### Exercise details
Search each line below for the word "title" and list those that contain it.

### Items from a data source
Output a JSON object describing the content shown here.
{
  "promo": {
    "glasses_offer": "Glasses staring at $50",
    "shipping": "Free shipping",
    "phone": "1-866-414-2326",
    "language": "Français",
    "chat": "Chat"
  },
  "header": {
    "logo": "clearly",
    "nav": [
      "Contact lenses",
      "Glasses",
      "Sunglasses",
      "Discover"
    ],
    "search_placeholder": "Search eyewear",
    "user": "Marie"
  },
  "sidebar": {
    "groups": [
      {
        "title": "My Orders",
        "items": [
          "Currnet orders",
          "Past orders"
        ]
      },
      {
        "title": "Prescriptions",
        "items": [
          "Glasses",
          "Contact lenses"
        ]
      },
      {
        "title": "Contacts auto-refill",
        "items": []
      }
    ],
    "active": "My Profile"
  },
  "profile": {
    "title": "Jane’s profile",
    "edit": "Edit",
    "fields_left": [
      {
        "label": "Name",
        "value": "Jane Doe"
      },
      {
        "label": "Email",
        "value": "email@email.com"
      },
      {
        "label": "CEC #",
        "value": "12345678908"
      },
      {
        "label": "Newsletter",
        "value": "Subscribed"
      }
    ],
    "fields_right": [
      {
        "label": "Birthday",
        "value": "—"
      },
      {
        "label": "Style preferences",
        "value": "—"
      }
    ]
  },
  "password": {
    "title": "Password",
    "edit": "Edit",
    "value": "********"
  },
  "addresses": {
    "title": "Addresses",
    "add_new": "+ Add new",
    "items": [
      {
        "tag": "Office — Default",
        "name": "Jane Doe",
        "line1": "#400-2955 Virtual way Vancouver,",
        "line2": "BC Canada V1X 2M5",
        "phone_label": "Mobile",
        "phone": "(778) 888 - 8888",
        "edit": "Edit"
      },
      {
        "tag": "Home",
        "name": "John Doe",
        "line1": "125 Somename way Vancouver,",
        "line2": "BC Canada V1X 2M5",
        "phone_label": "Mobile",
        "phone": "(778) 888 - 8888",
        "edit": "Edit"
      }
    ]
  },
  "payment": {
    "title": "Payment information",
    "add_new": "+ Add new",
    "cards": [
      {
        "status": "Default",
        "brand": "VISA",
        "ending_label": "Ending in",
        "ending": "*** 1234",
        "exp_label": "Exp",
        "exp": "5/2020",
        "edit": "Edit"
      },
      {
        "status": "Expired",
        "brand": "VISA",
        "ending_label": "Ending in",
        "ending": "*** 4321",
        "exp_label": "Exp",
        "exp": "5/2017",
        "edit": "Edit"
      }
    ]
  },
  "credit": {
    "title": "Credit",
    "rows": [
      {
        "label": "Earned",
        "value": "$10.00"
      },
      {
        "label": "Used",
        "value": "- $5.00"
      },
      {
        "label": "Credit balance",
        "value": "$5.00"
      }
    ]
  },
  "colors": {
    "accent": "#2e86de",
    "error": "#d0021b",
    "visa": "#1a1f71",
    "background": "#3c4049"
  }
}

### Task solution
        "title": "My Orders",
        "title": "Prescriptions",
        "title": "Contacts auto-refill",
    "title": "Jane’s profile",
    "title": "Password",
    "title": "Addresses",
    "title": "Payment information",
    "title": "Credit",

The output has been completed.